Wednesday, 22 April 2015

The Employment of Girls in the First World War

Everyone did their bit

A fascinating snippet in a recent copy of "The Times" mentioned a piece published in that newspaper on the 13th of April 1915 and describes some of the advertisements under the "Situations Vacant" heading.

At that time, and for many years after the First World War, it was customary for children to leave school at the age of fourteen and go out to work.   As the war progressed and the lads employed as messengers, delivery boys, shop assistants and so on were called up for military service, so the need to employ girls became evident.

Here are some of the ads mentioned:

"Girl required to take charge of bookstall aged 15 - 16"

"Girls, age 14 or 15, for bookstalls, wages 8s. a week.  (One shilling back then would be worth approximately £10 today)

"Girl wanted as messenger in City and West End".

According to the report, "...the District Messenger Company has followed the example of Reuter's Agency by enrolling a number of girls as district messengers.  At each of the main offices of the company there are now half a dozen girls above school age ready to undertake, with a few obvious exceptions, any of the hundred-and-one tasks performed by a District Messenger boy."

"The bookstall girls has been with us for some weeks.  Both Messrs WH Smith and Son and Messrs Willing and Co (Limited) are gradually substituting girls aged from 14 to 16 for boys who leave their stalls on the Underground Railway stations.   The work is light, and though the hours are long - from 8 am to 7 pm in at least one case - the girls are quite contented.

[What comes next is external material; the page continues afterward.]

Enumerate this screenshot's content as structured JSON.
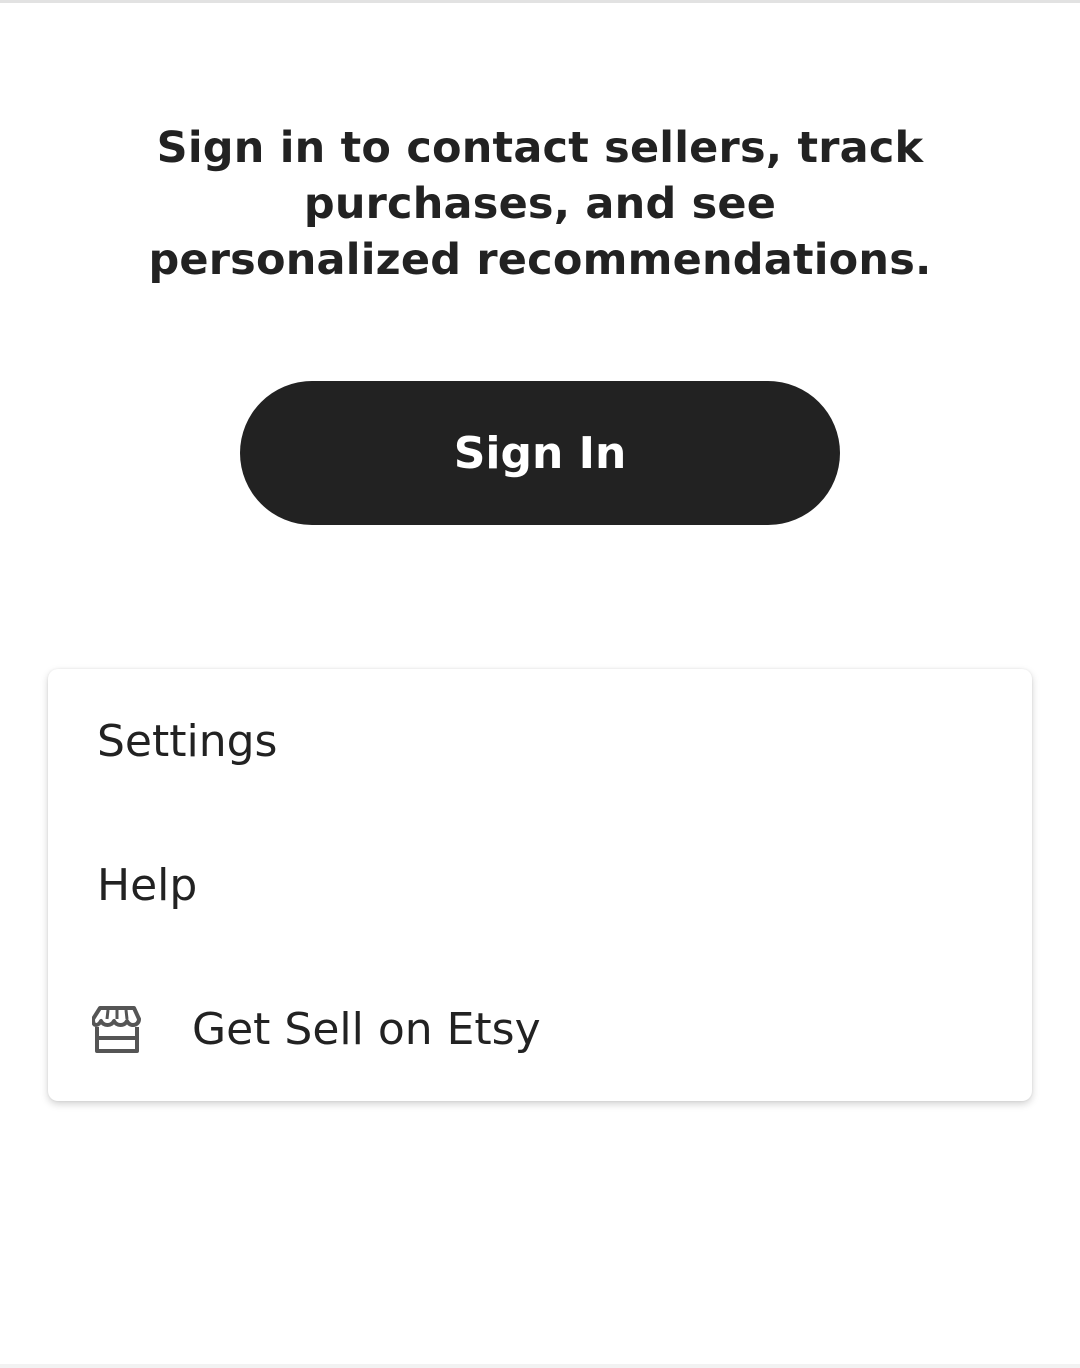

The life-girl, who has had a place for a considerable time in one or two of the larger West End shops, has justified herself, and others of her kind are likely to appear.  In some of the booking-offices at railway stations younger women are now to be found and, as has already been stated, women porters and ticket collectors are being given a trial.  The van-girl is yet to come."

But come she did to drive vans and much more...

"The Times", 13th April 2015

Picture:  Google Images - Propaganda poster WW1

Saturday, 18 April 2015

Florence Stoney (1870 - 1932) and her sister Edith Stoney (1869 - 1938)

With many thanks to Dorothy Clare for bringing these two inspirational women to my attention.

The sisters, who were born in Dublin, studied medicine in London.  In 1899 Edith lectured on physics at the London School of Medicine for Women and in 1901 Florence became a medical electrician at the Royal Free Hospital in London. 

Many women rushed to offer their help at the outbreak the First World War, among them Florence and her sister who offered their services to the Red Cross but were turned down because they were women.  Nothing daunted, Florence set up her own ex-ray unit with the Women's Imperial Service League, and went to work in Belgium while Edith organised things in London and served on the League's Committee.  Florence's unit was mainly staffed by women, apart from two part-time male chauffeurs and a technical assistant.

The unit was extremely successful and was ordered to go to Serbia where medical assistance was urgently required.

Both sisters received recognition and medals for their bravery and work during WW1.